In the couplet and as a final attempt to convince the audience that he indeed knows exactly what true love is Shakespeare has the speaker present himself to the audience as a poet. Declaring that since I have written of True Love, then what I assert must be true love. He testifies on his craft like a defendant in a court of law ('if this be error and upon me proved"). For if the audience (the jury) rejects his claim that love is constant and accept that impediments do in fact change the way one loves, than he has misjudged love and surrenders anything that he has ever written. For if a poet, a sonneteer who is an expert in their craft can be proven to be wrong than no man has truly ever loved. Often we claim that if an expert in a certain field is unable accomplish a task given to them, than there is no chance of anybody else being able to accomplish it either.
Shakespeare is an expert sonnet writer. He is able to create his sonnets to sound biographical. If this sonnet is an account of his true feelings about love and the elements that are needed to shape a loving relationship, than they do not comply with the conventional ideas of love of his time. Marriages in Shakespeare time were often arranged by parents to substantiate eminence or trade. A man might seek a wife to give him status or perhaps to legitimate an affair that may produce an heir. Often it was a women's dowry not her love that was the prize most sought by suitors. Since Shakespeare was married he could relate to the conventional ideas of marriage but since he was removed from his wife he may also have experienced another form of devotion, which asserts his final conviction that true love weathers all storms.

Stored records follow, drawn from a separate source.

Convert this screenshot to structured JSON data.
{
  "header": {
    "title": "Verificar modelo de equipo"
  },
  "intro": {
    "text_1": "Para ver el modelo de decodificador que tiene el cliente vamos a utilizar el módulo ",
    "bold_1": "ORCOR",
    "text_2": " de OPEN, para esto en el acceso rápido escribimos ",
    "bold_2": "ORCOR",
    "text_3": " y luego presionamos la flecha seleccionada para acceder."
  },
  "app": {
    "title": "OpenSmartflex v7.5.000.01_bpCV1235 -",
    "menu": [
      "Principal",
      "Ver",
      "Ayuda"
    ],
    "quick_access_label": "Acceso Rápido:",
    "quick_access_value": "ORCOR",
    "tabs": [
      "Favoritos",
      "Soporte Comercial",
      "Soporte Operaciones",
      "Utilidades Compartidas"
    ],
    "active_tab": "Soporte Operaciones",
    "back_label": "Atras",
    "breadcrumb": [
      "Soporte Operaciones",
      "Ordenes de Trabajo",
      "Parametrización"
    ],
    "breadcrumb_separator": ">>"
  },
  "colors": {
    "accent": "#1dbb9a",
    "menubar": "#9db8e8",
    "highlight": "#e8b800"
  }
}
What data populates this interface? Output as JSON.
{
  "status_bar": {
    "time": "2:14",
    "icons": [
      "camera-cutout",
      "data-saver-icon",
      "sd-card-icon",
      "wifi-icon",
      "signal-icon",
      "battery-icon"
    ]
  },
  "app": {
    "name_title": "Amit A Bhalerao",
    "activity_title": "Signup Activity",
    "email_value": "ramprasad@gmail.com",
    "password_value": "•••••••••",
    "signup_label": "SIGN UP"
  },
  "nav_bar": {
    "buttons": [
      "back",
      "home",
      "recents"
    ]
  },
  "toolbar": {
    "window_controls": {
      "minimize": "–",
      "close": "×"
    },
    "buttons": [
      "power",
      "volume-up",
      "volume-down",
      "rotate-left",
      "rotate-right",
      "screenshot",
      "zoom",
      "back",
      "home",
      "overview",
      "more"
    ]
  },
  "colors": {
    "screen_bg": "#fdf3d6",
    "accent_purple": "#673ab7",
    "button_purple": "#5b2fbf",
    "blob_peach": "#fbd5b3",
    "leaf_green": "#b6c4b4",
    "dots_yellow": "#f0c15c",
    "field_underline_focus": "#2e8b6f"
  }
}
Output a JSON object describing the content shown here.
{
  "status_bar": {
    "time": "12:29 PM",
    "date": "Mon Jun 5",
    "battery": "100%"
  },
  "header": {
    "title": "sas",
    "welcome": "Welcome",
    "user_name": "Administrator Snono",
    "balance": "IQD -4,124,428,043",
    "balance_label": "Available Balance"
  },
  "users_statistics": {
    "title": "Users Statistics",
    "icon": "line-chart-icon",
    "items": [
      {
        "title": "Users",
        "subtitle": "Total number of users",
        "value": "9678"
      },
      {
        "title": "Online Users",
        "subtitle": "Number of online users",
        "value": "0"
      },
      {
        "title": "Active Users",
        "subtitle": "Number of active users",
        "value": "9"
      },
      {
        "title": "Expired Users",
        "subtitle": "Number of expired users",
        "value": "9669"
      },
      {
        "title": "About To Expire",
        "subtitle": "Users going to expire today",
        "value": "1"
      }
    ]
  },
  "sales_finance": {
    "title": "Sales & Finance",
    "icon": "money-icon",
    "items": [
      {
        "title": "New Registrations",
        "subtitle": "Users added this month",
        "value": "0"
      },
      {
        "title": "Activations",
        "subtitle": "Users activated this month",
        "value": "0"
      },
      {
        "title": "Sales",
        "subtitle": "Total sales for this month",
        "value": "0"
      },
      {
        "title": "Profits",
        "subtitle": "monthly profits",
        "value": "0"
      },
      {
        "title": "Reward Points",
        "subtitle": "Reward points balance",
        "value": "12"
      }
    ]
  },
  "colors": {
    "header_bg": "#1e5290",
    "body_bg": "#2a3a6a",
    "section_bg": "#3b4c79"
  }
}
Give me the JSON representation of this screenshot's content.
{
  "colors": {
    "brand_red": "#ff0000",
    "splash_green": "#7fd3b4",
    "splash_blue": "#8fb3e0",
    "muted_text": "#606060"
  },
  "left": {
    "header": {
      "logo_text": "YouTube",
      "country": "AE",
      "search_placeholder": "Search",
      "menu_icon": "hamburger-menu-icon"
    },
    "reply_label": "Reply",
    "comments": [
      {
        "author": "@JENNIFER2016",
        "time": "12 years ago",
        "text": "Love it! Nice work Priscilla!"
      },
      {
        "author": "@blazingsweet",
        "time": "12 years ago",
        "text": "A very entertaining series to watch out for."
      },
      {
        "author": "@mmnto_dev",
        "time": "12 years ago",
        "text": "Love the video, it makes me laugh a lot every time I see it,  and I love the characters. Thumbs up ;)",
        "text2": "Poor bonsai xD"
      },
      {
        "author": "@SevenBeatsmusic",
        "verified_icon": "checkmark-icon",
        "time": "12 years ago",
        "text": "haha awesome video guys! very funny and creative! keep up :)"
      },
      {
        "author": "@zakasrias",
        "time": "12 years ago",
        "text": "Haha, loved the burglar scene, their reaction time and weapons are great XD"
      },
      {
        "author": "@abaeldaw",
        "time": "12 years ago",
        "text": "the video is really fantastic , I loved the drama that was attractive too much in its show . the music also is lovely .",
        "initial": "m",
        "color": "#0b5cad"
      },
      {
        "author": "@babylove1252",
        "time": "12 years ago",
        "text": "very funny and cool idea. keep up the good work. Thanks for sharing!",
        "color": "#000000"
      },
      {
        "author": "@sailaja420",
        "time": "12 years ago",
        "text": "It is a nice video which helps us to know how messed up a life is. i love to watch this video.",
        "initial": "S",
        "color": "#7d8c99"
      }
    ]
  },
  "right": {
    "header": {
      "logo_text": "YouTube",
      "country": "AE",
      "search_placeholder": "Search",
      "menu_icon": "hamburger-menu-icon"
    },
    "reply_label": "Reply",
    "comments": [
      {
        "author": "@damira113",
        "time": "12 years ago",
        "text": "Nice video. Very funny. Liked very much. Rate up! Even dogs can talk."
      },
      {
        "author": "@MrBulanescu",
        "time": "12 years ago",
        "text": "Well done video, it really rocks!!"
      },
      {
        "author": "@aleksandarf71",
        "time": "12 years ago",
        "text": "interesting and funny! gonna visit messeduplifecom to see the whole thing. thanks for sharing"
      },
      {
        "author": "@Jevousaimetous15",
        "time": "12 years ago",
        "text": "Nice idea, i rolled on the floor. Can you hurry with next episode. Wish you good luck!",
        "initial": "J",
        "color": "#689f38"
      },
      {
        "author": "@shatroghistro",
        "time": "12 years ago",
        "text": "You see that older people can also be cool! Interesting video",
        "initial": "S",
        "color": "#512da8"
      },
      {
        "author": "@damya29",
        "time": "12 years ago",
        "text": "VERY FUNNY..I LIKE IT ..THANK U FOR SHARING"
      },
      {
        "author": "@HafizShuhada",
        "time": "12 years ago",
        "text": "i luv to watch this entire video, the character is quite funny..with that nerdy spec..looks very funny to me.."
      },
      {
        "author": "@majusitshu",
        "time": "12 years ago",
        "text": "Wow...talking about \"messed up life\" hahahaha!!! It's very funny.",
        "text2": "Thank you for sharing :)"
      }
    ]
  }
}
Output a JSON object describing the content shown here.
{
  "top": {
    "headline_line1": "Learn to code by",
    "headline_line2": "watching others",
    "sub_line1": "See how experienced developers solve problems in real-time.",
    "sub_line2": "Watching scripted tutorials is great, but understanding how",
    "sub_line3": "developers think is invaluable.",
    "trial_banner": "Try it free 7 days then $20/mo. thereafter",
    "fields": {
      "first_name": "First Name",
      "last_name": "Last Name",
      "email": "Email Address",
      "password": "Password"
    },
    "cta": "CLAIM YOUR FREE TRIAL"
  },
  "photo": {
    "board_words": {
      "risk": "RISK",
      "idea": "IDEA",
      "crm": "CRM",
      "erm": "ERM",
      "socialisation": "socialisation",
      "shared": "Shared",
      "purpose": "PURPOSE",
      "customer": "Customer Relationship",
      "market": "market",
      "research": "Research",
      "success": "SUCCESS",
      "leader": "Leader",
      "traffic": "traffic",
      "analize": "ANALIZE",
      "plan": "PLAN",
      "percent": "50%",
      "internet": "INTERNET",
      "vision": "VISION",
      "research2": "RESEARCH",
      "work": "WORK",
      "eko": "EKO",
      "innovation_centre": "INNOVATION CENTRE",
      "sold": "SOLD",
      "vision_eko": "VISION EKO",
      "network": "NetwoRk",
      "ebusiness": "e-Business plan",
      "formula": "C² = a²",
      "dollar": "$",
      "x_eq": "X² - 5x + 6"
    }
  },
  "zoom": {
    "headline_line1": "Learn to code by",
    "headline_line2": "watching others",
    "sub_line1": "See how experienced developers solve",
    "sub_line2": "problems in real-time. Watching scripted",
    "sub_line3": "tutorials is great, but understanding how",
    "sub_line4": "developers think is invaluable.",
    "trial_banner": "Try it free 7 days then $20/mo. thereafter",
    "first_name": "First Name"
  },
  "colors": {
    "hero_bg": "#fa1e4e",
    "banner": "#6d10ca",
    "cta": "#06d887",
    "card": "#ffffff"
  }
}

List of Reference
'The Book Of Common Prayer', The Solemnization of Marriage. Retrieved 10 Apr.
2003 from http://www.eskimo.com/~lhowell/bcp1662/occasion/marriage.html
Kerrigan, J. 1995 (1986), The Sonnets and A Lover's Complaint by William Shakespeare,
VCCS Litonline, Introduction to Literature English 112 (English Composition II),
page 9 of 20, ' The (Hyper) Text of Sonnet 116' Retrieved 1 Feb. 2003 from
'Shakespeare's Sonnets', Commentary Sonnet 116 Retrieved 1 Feb. 2003 from,
The Place 2 Be, Critique of Sonnet 116, Shakespeare's Sonnets, Retrieved 18 Apr.
2003 from http://www.geocities.com/Athens/Troy/4081/116c.html
Austen, J. 1998 (1970), Pride and Prejudice, Oxford World's Classic paperback, Oxford